The Outreach and Education function engages, empowers and educates the Second District communities that the Bank serves, especially civic leaders, students, educators, small business owners, policymakers and the general public. It furthers the Bank's commitment to the region by listening to the communities we serve and leveraging our unique attributes to positively impact school and university programs, as well as analysis and research.
Real government spending in New York and New Jersey rose more than 40 percent from 1977 to 1997, the last year for which complete data are available. According to Fed economist Andrew Haughwout, sharply higher outlays for public welfare and education fueled the increase in the two states public budgets, which grew more rapidly than those of the other states over the same period.
In addition, although the public sector in New York and New Jersey enjoyed annual cash surpluses averaging over $630 per capita during the period, both states saw long-term public debt rise markedly. As a result, net public financial wealth increased only marginally in New Jersey and declined slightly in New York. By this measure, Haughwout notes, the state and local public sectors overall stimulative effect on the regional economy was relatively small during the period.
According to the author, the two states differed markedly in their approaches to financing increased education expenditures. "In New York, state government took the lead, increasing its education aid to local governments by about $0.72 for every dollar in increased K-12 spending." By contrast, "state government in New Jersey contributed only about $0.25 per dollar of increased spending," relying heavily on local property taxes to cover the remainder. The two states did, however, adopt similar strategies to fund the rise in welfare costs. In both New York and New Jersey, the state government assumed direct responsibility for the increase and cut back the role of local government.
Since the end of the study, the decline in welfare rolls may have relieved some of the pressure on public budgets, particularly at the state level.
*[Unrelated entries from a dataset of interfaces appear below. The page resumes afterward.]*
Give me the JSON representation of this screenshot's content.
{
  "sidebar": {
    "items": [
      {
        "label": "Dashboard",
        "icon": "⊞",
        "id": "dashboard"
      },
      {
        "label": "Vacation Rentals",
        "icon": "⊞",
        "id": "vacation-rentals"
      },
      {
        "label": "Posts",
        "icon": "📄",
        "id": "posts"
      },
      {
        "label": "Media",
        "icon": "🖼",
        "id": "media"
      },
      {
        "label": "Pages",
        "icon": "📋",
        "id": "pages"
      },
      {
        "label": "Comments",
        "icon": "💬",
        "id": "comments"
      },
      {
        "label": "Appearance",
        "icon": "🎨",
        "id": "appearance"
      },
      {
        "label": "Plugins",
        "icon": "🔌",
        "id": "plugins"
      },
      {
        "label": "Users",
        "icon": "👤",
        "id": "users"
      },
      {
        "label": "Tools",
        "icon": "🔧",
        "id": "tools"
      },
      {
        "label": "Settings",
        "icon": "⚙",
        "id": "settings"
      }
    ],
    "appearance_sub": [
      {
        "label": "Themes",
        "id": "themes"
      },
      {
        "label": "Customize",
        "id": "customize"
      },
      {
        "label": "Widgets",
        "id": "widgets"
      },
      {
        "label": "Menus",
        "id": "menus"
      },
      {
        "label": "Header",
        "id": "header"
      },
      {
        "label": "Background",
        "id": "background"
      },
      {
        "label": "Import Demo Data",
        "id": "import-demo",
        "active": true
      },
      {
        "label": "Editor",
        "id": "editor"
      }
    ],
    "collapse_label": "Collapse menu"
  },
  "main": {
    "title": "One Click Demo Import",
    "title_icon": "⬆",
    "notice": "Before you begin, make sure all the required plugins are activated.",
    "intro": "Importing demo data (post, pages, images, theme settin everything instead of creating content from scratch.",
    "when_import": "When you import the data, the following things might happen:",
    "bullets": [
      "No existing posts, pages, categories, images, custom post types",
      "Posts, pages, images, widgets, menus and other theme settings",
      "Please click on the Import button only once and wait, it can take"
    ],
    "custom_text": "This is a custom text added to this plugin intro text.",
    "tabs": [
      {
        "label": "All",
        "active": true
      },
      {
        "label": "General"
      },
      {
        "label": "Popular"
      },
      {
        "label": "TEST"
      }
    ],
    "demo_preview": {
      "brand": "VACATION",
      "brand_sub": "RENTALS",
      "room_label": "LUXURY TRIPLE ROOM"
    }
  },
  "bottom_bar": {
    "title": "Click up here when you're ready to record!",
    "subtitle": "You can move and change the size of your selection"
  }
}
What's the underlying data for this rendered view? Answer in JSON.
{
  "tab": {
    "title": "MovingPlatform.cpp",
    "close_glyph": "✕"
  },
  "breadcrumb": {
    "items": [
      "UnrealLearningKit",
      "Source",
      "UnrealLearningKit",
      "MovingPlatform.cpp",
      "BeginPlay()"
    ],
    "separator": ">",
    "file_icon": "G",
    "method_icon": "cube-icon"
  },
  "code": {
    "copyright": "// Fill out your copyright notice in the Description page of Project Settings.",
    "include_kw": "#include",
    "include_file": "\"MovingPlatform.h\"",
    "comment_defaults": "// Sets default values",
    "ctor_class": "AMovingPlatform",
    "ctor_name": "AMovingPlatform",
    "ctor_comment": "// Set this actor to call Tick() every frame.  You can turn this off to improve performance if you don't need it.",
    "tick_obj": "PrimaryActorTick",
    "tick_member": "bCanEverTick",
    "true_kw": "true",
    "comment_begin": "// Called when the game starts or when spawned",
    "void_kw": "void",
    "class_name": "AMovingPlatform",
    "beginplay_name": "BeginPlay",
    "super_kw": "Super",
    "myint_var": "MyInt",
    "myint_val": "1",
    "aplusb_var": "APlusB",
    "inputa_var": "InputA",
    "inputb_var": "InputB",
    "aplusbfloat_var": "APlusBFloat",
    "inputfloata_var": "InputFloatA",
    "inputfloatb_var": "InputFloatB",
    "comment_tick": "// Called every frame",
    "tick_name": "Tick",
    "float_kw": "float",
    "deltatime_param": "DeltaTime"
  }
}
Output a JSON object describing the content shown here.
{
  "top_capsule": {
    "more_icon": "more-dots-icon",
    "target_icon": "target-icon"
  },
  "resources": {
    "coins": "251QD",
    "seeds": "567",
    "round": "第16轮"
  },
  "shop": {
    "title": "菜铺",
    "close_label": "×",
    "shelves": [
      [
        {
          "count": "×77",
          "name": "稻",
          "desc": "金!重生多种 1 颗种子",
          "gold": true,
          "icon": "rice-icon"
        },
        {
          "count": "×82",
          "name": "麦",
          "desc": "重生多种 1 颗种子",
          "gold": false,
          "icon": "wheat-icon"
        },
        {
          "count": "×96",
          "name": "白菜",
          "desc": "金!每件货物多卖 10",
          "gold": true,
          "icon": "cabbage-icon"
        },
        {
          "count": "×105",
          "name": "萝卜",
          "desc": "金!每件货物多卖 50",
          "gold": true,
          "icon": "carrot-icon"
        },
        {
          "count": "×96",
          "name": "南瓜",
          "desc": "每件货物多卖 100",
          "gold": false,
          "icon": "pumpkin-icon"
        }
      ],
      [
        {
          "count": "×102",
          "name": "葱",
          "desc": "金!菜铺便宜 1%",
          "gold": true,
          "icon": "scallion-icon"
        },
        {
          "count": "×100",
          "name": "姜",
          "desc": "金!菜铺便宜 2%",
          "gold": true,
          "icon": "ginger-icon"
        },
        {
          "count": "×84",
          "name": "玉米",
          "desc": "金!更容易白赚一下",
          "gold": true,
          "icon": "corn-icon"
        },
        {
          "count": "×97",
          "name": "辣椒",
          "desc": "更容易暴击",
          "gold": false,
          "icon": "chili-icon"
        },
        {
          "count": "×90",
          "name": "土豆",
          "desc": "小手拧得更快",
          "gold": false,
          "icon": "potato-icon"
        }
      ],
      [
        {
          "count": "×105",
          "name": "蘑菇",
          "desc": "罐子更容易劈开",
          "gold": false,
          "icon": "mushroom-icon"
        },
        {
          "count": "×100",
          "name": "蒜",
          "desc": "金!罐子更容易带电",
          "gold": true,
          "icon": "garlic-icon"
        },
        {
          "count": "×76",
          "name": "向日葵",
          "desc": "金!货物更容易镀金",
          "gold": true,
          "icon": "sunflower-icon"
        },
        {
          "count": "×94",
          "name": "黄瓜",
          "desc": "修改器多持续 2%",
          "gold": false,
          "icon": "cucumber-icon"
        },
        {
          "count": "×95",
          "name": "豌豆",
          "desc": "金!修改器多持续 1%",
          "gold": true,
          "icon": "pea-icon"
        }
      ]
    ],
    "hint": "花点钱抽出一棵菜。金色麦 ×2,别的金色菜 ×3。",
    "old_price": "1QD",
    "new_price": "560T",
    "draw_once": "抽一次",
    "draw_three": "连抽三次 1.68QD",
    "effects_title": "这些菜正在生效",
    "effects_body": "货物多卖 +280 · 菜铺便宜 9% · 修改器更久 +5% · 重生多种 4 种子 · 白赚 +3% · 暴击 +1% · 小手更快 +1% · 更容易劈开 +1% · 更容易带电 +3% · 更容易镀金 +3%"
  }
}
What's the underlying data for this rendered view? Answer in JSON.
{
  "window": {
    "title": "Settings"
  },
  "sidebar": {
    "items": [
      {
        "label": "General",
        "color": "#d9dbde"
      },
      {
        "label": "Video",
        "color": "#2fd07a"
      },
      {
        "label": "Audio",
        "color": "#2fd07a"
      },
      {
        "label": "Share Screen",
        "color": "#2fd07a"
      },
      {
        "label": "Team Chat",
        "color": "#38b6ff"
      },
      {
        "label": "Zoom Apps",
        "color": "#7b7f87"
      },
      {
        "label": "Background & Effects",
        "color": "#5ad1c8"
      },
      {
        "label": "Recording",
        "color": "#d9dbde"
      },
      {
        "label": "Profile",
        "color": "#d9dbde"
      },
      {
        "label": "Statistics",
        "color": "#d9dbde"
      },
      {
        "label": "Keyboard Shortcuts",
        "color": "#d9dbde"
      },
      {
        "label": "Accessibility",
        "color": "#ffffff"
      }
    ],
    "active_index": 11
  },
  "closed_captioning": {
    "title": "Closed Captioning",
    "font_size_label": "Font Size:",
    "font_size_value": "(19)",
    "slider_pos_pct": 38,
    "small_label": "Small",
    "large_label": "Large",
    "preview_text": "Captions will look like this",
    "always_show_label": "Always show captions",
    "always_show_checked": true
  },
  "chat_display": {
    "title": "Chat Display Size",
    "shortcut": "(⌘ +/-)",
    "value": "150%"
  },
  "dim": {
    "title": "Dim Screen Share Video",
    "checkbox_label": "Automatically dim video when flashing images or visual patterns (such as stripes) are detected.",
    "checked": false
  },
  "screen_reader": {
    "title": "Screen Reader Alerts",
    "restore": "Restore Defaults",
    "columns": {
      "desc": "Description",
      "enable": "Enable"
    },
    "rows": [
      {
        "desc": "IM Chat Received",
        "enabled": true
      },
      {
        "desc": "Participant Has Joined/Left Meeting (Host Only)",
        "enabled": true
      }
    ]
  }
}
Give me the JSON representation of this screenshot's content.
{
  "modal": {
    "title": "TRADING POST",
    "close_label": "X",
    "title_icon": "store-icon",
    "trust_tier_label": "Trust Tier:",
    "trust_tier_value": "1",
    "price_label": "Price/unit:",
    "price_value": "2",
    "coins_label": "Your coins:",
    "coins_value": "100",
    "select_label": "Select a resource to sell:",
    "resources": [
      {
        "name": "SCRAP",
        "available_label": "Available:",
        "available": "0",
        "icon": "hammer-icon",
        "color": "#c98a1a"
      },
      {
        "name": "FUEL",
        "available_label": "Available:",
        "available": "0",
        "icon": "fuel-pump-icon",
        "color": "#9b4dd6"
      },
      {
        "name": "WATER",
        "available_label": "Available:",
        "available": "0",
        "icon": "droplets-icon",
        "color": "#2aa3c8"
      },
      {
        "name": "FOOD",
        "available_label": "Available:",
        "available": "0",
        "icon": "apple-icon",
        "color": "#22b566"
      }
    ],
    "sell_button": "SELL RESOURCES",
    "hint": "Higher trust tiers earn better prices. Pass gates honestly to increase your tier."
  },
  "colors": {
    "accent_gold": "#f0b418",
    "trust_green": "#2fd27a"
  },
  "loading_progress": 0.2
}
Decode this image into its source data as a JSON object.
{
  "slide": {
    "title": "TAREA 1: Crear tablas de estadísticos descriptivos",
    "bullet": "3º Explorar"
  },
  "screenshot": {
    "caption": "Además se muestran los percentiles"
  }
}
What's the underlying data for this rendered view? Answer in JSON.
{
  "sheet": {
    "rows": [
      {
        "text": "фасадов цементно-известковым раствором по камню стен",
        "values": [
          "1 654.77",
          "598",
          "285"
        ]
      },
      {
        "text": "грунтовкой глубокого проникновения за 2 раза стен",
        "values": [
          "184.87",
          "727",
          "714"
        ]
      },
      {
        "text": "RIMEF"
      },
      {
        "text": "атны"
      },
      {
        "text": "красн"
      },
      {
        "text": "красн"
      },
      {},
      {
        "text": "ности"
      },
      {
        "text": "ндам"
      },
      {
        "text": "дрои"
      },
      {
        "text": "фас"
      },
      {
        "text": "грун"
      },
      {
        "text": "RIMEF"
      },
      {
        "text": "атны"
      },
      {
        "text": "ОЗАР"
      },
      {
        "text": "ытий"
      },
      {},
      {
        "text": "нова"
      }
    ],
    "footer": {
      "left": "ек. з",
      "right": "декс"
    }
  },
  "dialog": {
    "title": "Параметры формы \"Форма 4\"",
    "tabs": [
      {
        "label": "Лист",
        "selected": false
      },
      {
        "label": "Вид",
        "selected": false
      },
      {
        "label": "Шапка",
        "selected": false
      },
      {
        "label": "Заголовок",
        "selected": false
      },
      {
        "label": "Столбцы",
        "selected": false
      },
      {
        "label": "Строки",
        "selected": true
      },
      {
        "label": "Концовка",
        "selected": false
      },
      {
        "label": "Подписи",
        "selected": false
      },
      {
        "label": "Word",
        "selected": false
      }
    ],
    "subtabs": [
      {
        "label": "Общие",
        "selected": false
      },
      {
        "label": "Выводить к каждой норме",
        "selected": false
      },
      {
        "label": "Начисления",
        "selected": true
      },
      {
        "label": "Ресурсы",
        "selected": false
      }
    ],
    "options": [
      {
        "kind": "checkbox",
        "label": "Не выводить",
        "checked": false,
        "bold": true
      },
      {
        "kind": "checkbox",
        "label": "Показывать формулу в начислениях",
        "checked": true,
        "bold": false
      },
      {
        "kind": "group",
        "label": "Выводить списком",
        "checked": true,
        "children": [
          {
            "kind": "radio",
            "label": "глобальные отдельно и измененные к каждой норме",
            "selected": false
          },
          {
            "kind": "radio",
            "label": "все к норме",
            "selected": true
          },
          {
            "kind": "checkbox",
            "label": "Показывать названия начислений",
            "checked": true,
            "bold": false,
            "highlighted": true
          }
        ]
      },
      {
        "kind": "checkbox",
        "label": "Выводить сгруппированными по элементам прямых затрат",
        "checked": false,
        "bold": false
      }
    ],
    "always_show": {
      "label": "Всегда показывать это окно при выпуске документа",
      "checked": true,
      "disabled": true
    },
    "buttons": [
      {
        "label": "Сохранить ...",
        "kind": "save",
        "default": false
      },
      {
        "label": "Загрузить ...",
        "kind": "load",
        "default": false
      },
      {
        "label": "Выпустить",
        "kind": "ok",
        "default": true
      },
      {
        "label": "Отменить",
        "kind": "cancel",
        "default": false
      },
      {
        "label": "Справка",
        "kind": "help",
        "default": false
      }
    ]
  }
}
But increasing demand for education spending and the recent slowdown in overall economic growth may impose fiscal constraints on the states' governments in the future.